6. The case which is more analogous to the one before us is The State of Assam and Anr. v. Ajit Kumar Sharma and Ors. : (1966)ILLJ451SC where a Constitution Bench of this Court which considered the claim of the teacher of a private College affiliated to the Gauhati University in Assam which received grants-in-aid from the State on certain conditions set out in the form of Rules held that the was not entitled to maintain a Writ Petition under Article 226 of the Constitution. In that case Rule 7 of the Rules provided that if a teacher stood for elections to the Legislature, he should be on compulsory leave without pay from the date of the filing of his nomination till the end of the next academic session or till the termination of the term of office to which he may be elected as the case may be. The respondent who had recourse to this Rule had after obtaining permission, stood as a candidate for Parliament and was defeated. Thereafter, he rejoined his post but was informed that he has been granted compulsory leave without pay till the end of the academic session. It was against this direction that he filed a Writ Petition challenging the rules as being with out legal force and not binding on the Governing Body or the respondent, which contention was, negatived on the ground that the Rules were merely administrative instructions not having the force of the law as statutory Rules and govern matters between private colleges and the Government.

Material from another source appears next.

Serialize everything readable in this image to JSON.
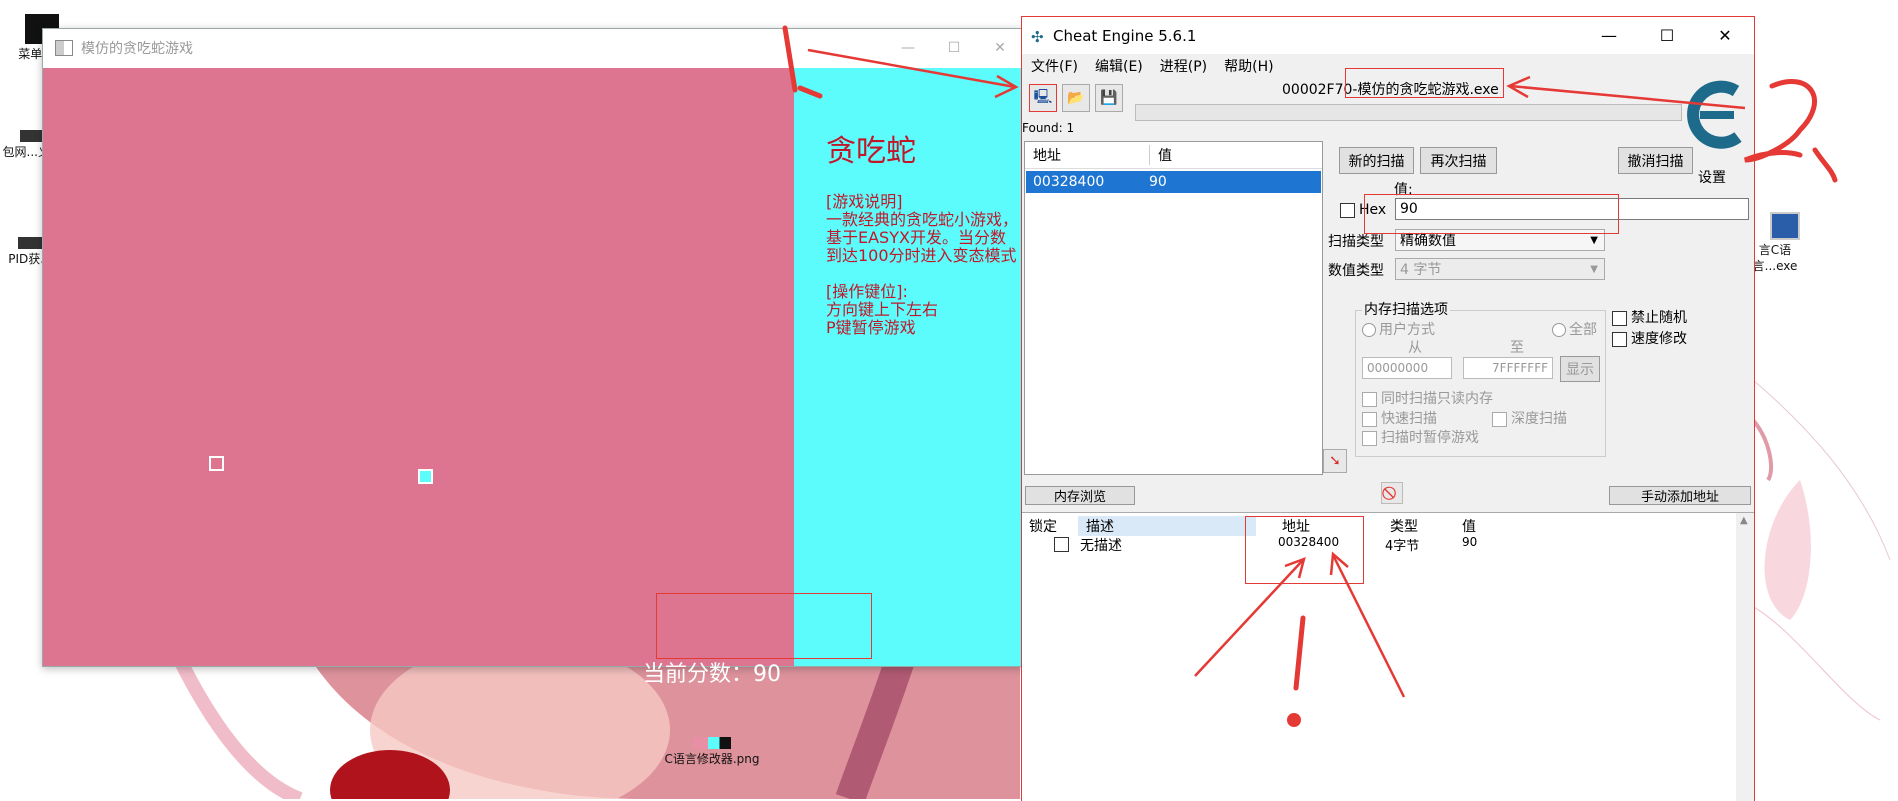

In any view of the matter, the claim of the respondents that there was any representation made to them or intended to be made is not justified. In this view, the appeals are allowed but as some of the contentions raised in the petitions have not been considered by the High Court, the matter is remanded to it for disposal according to law. There will be no order as to costs.